_About this exercise:_ Write the whole listing out again, word for word.

_Record excerpts:_
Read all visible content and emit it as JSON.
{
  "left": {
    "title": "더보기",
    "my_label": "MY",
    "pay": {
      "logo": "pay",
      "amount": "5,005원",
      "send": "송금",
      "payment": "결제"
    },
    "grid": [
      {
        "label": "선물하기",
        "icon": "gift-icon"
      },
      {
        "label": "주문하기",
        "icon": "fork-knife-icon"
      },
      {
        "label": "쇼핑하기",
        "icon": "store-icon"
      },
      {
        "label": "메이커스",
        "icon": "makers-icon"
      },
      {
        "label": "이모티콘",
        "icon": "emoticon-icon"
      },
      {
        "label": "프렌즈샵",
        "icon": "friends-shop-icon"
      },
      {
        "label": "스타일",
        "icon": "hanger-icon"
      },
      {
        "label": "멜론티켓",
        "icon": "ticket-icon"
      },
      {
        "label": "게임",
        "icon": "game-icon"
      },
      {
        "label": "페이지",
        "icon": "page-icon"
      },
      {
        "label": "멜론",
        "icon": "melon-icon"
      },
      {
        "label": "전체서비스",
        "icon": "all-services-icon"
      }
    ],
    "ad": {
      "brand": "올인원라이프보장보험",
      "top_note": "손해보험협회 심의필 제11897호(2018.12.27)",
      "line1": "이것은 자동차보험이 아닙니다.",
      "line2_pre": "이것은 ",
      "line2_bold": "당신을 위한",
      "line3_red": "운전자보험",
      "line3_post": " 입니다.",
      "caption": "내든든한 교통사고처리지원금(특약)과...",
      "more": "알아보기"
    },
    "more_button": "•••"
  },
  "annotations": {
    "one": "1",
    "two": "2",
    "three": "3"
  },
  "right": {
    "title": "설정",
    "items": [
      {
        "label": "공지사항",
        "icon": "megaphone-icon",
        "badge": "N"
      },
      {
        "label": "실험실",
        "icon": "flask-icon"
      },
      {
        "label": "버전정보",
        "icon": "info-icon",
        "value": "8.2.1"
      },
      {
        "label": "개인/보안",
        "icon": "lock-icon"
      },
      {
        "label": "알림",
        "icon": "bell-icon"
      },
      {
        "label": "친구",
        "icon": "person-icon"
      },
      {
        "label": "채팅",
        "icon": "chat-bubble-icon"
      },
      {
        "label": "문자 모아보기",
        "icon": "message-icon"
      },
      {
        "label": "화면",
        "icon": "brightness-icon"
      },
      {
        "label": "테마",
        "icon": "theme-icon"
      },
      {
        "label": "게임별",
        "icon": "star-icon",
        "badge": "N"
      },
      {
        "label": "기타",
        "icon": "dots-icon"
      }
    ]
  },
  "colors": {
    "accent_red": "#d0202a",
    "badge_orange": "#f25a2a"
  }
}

_Solution below:_
Read all visible content and emit it as JSON.
{
  "left": {
    "title": "더보기",
    "my_label": "MY",
    "pay": {
      "logo": "pay",
      "amount": "5,005원",
      "send": "송금",
      "payment": "결제"
    },
    "grid": [
      {
        "label": "선물하기",
        "icon": "gift-icon"
      },
      {
        "label": "주문하기",
        "icon": "fork-knife-icon"
      },
      {
        "label": "쇼핑하기",
        "icon": "store-icon"
      },
      {
        "label": "메이커스",
        "icon": "makers-icon"
      },
      {
        "label": "이모티콘",
        "icon": "emoticon-icon"
      },
      {
        "label": "프렌즈샵",
        "icon": "friends-shop-icon"
      },
      {
        "label": "스타일",
        "icon": "hanger-icon"
      },
      {
        "label": "멜론티켓",
        "icon": "ticket-icon"
      },
      {
        "label": "게임",
        "icon": "game-icon"
      },
      {
        "label": "페이지",
        "icon": "page-icon"
      },
      {
        "label": "멜론",
        "icon": "melon-icon"
      },
      {
        "label": "전체서비스",
        "icon": "all-services-icon"
      }
    ],
    "ad": {
      "brand": "올인원라이프보장보험",
      "top_note": "손해보험협회 심의필 제11897호(2018.12.27)",
      "line1": "이것은 자동차보험이 아닙니다.",
      "line2_pre": "이것은 ",
      "line2_bold": "당신을 위한",
      "line3_red": "운전자보험",
      "line3_post": " 입니다.",
      "caption": "내든든한 교통사고처리지원금(특약)과...",
      "more": "알아보기"
    },
    "more_button": "•••"
  },
  "annotations": {
    "one": "1",
    "two": "2",
    "three": "3"
  },
  "right": {
    "title": "설정",
    "items": [
      {
        "label": "공지사항",
        "icon": "megaphone-icon",
        "badge": "N"
      },
      {
        "label": "실험실",
        "icon": "flask-icon"
      },
      {
        "label": "버전정보",
        "icon": "info-icon",
        "value": "8.2.1"
      },
      {
        "label": "개인/보안",
        "icon": "lock-icon"
      },
      {
        "label": "알림",
        "icon": "bell-icon"
      },
      {
        "label": "친구",
        "icon": "person-icon"
      },
      {
        "label": "채팅",
        "icon": "chat-bubble-icon"
      },
      {
        "label": "문자 모아보기",
        "icon": "message-icon"
      },
      {
        "label": "화면",
        "icon": "brightness-icon"
      },
      {
        "label": "테마",
        "icon": "theme-icon"
      },
      {
        "label": "게임별",
        "icon": "star-icon",
        "badge": "N"
      },
      {
        "label": "기타",
        "icon": "dots-icon"
      }
    ]
  },
  "colors": {
    "accent_red": "#d0202a",
    "badge_orange": "#f25a2a"
  }
}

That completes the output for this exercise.